The Pennsylvania Supreme Court is set to hear a case that will have a significant impact on how medical malpractice lawsuits are handled in the Commonwealth. At the heart of the case is whether a jury should be instructed that an “error in judgment” does not constitute negligence/medical malpractice.
In the case being heard by the Pennsylvania high court involves an infant who underwent multiple treatments for gastroesophageal reflux in 2001. After several appointments with the defendant pediatrician and no physical improvement in the infant, the parents brought the child to the emergency room. The infant was in severe respiratory distress, and the child died soon after. The autopsy revealed the cause of death as diffuse viral myocarditis, a viral infection of the heart.
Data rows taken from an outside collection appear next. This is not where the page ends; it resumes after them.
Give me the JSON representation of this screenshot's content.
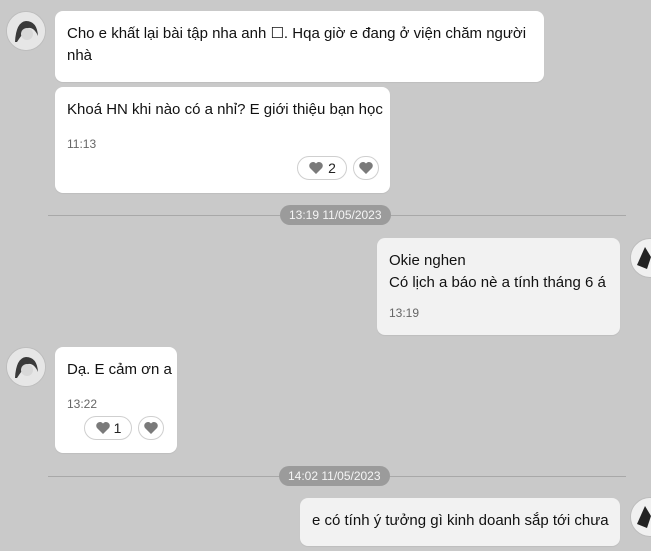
{
  "messages": [
    {
      "text_line1": "Cho e khất lại bài tập nha anh ☐. Hqa giờ e đang ở viện chăm người",
      "text_line2": "nhà"
    },
    {
      "text": "Khoá HN khi nào có a nhỉ? E giới thiệu bạn học",
      "time": "11:13",
      "reaction_count": "2"
    },
    {
      "text_line1": "Okie nghen",
      "text_line2": "Có lịch a báo nè a tính tháng 6 á",
      "time": "13:19"
    },
    {
      "text": "Dạ. E cảm ơn a",
      "time": "13:22",
      "reaction_count": "1"
    },
    {
      "text": "e có tính ý tưởng gì kinh doanh sắp tới chưa"
    }
  ],
  "separators": [
    {
      "label": "13:19 11/05/2023"
    },
    {
      "label": "14:02 11/05/2023"
    }
  ],
  "colors": {
    "background": "#c9c9c9",
    "bubble_incoming": "#ffffff",
    "bubble_outgoing": "#f2f2f2",
    "separator_pill": "#9b9b9b"
  },
  "icons": {
    "avatar_left": "avatar",
    "avatar_right": "avatar",
    "reaction": "heart-icon"
  }
}
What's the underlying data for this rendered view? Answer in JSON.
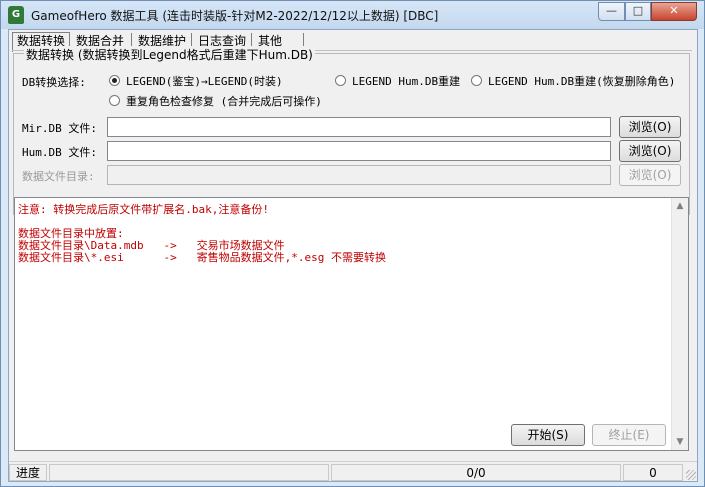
{
  "window": {
    "title": "GameofHero 数据工具 (连击时装版-针对M2-2022/12/12以上数据) [DBC]",
    "minimize_label": "—",
    "maximize_label": "□",
    "close_label": "✕"
  },
  "tabs": [
    "数据转换",
    "数据合并",
    "数据维护",
    "日志查询",
    "其他"
  ],
  "convert_group": {
    "title": "数据转换 (数据转换到Legend格式后重建下Hum.DB)",
    "db_convert_label": "DB转换选择:",
    "options": [
      {
        "label": "LEGEND(鉴宝)→LEGEND(时装)",
        "checked": true
      },
      {
        "label": "LEGEND Hum.DB重建",
        "checked": false
      },
      {
        "label": "LEGEND Hum.DB重建(恢复删除角色)",
        "checked": false
      },
      {
        "label": "重复角色检查修复 (合并完成后可操作)",
        "checked": false
      }
    ],
    "mir_db_label": "Mir.DB  文件:",
    "mir_db_value": "",
    "hum_db_label": "Hum.DB  文件:",
    "hum_db_value": "",
    "data_dir_label": "数据文件目录:",
    "data_dir_value": "",
    "browse_label": "浏览(O)"
  },
  "log": {
    "lines": [
      "注意: 转换完成后原文件带扩展名.bak,注意备份!",
      "",
      "数据文件目录中放置:",
      "数据文件目录\\Data.mdb   ->   交易市场数据文件",
      "数据文件目录\\*.esi      ->   寄售物品数据文件,*.esg 不需要转换"
    ]
  },
  "actions": {
    "start_label": "开始(S)",
    "stop_label": "终止(E)"
  },
  "status": {
    "progress_label": "进度",
    "count": "0/0",
    "value": "0"
  },
  "colors": {
    "log_text": "#c00000",
    "titlebar": "#c3d8ef",
    "close_button": "#c7452f"
  }
}
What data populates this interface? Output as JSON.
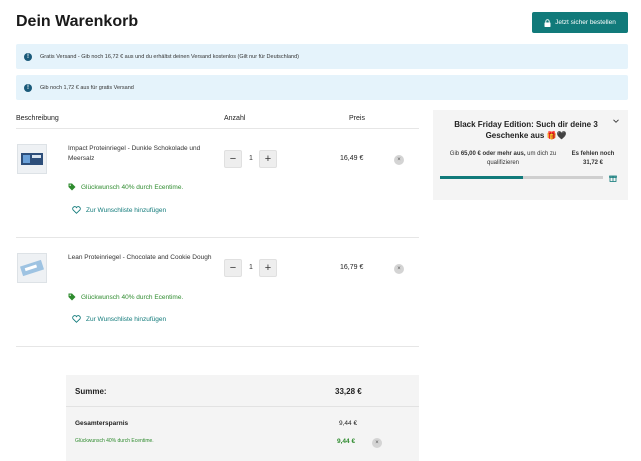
{
  "page": {
    "title": "Dein Warenkorb",
    "checkout_label": "Jetzt sicher bestellen"
  },
  "banners": [
    {
      "text": "Gratis Versand - Gib noch 16,72 € aus und du erhältst deinen Versand kostenlos (Gilt nur für Deutschland)"
    },
    {
      "text": "Gib noch 1,72 € aus für gratis Versand"
    }
  ],
  "table": {
    "col_desc": "Beschreibung",
    "col_qty": "Anzahl",
    "col_price": "Preis"
  },
  "items": [
    {
      "name": "Impact Proteinriegel - Dunkle Schokolade und Meersalz",
      "qty": "1",
      "minus": "−",
      "plus": "+",
      "price": "16,49 €",
      "promo": "Glückwunsch 40% durch Ecentime.",
      "wishlist": "Zur Wunschliste hinzufügen",
      "remove": "×"
    },
    {
      "name": "Lean Proteinriegel - Chocolate and Cookie Dough",
      "qty": "1",
      "minus": "−",
      "plus": "+",
      "price": "16,79 €",
      "promo": "Glückwunsch 40% durch Ecentime.",
      "wishlist": "Zur Wunschliste hinzufügen",
      "remove": "×"
    }
  ],
  "summary": {
    "total_label": "Summe:",
    "total": "33,28 €",
    "savings_label": "Gesamtersparnis",
    "savings": "9,44 €",
    "promo_label": "Glückwunsch 40% durch Ecentime.",
    "promo_value": "9,44 €",
    "remove": "×"
  },
  "black_friday": {
    "title": "Black Friday Edition: Such dir deine 3 Geschenke aus 🎁🖤",
    "left_pre": "Gib ",
    "left_bold": "65,00 € oder mehr aus,",
    "left_post": " um dich zu qualifizieren",
    "right_label": "Es fehlen noch",
    "right_value": "31,72 €",
    "progress": 0.512
  },
  "colors": {
    "accent": "#117a7a",
    "banner": "#e5f3fb",
    "promo": "#2e8b2e"
  },
  "icons": {
    "checkout": "lock-icon",
    "banner": "info-icon",
    "promo": "tag-icon",
    "wishlist": "heart-icon",
    "panel": "chevron-down-icon",
    "progress": "gift-icon"
  }
}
The parents sued the pediatrician for medical malpractice. At the medical malpractice trial, the jury was instructed that “a mere error in judgment” does not constitute negligence/medical malpractice. The jury rendered a verdict in favor of the defendant pediatrician.
At the same time as the trial, another medical malpractice case involving a damaged infant was being tried. Similarly, the judge instructed the jury — after all evidence had been submitted and prior to deliberation — that “physicians who exercise the skill, knowledge and care customarily exercised in their profession are not liable for a mere mistake of judgment. Under the law, physicians are permitted a broad range of judgment in their professional duties, and they are not liable for errors of judgment unless it is proven that an error of judgment was the result of negligence. And folks, as a general proposition that applies in any case, doctors or physicians do not guarantee a cure to their patients, and negligence should not be presumed from the occurrence of an unfortunate result.”
In this second case, the jury also rendered a verdict in defense of the defendant physician. The plaintiffs appealed their medical malpractice case, and the Pennsylvania Superior Court reversed the lower court’s ruling, remarking that the original judge should not have given the “error in judgment” instruction to the jury. This opened grounds for appeal in the first case.
Now the Pennsylvania Supreme Court is expected to decide which lower court’s ruling is proper. Should juries be instructed that “a mere error in judgment” does not constitute medical malpractice? Or does that instruction confuse juries when contemplating whether a physician’s conduct is within the standard of care. The ruling will have significant bearing on how medical malpractice cases are presented in Pennsylvania in the future.